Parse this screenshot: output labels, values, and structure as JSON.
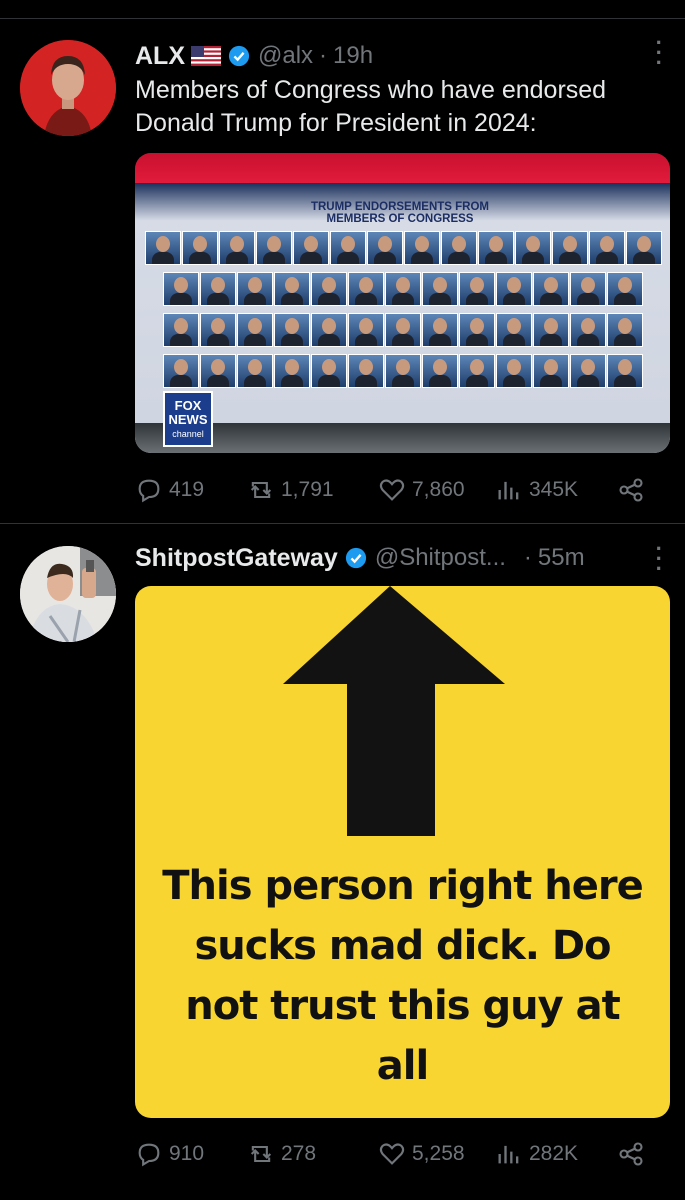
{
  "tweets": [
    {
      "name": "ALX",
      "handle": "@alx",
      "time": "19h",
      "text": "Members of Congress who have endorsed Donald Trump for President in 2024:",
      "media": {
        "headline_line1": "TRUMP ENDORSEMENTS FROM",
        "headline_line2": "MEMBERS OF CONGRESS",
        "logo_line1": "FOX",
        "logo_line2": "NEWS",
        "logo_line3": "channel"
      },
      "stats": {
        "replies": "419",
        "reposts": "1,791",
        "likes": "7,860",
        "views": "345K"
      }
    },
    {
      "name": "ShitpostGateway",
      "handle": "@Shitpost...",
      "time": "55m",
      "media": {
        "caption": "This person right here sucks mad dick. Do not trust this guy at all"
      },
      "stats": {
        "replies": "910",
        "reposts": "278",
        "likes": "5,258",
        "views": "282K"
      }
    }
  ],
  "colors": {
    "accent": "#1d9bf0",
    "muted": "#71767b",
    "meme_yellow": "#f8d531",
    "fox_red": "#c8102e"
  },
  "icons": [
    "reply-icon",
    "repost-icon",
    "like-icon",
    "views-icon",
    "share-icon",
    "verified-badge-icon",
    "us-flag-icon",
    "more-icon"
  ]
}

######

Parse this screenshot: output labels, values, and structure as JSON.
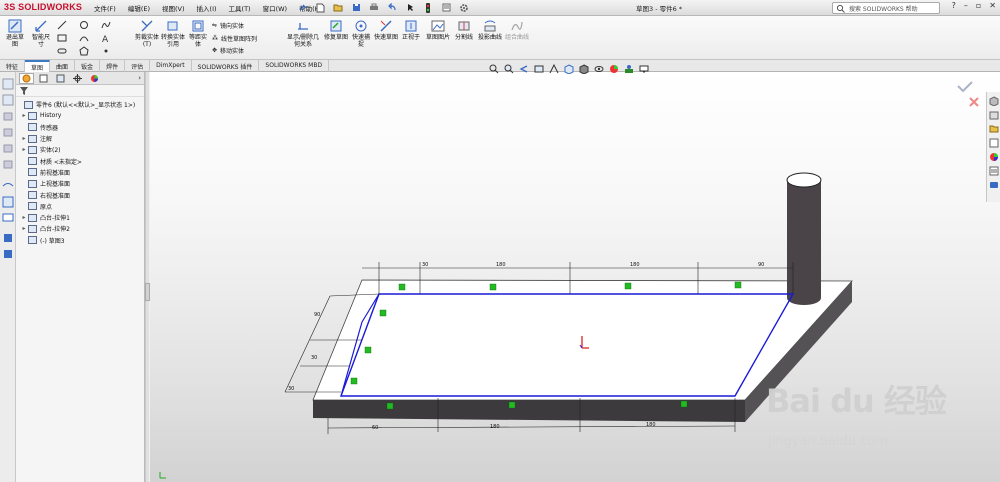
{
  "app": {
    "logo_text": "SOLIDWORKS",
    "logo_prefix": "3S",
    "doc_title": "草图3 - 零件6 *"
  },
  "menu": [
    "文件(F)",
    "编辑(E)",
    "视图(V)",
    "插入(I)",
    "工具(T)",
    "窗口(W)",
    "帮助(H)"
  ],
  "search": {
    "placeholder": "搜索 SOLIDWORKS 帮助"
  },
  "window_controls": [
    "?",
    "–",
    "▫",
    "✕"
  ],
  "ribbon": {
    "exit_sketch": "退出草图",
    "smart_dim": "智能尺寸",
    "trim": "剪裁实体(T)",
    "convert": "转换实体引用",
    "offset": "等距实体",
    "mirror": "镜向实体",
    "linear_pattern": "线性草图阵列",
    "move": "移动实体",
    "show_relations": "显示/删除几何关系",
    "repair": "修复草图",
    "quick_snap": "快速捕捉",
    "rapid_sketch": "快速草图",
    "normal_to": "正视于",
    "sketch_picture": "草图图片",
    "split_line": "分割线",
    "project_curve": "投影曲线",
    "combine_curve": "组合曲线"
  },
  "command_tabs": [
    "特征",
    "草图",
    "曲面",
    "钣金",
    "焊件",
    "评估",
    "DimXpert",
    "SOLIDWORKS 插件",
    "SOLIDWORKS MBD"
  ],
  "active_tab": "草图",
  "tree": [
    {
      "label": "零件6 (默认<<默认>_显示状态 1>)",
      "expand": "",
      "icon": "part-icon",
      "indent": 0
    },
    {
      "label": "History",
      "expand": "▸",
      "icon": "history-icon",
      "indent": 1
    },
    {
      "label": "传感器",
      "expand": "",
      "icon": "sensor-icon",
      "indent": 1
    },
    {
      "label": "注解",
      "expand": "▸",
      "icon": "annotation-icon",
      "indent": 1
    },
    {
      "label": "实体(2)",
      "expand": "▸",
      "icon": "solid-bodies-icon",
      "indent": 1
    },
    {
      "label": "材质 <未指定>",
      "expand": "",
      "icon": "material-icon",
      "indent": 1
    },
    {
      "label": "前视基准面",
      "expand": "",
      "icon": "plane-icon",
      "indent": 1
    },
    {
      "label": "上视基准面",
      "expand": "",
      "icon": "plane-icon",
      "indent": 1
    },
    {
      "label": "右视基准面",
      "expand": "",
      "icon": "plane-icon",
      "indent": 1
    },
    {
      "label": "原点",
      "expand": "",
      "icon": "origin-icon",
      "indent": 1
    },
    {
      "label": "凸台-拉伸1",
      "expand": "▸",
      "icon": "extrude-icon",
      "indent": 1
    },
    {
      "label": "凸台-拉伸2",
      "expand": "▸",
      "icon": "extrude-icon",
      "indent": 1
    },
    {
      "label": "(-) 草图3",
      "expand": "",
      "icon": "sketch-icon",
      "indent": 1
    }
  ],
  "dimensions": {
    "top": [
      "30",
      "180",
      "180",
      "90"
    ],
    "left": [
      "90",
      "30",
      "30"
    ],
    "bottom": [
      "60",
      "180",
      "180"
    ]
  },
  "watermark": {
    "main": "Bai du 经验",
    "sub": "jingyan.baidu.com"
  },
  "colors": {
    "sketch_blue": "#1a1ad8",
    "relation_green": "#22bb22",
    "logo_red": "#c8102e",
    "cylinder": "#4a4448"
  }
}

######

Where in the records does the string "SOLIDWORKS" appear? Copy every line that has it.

    "logo_text": "SOLIDWORKS",
    "placeholder": "搜索 SOLIDWORKS 帮助"
    "SOLIDWORKS 插件",
    "SOLIDWORKS MBD"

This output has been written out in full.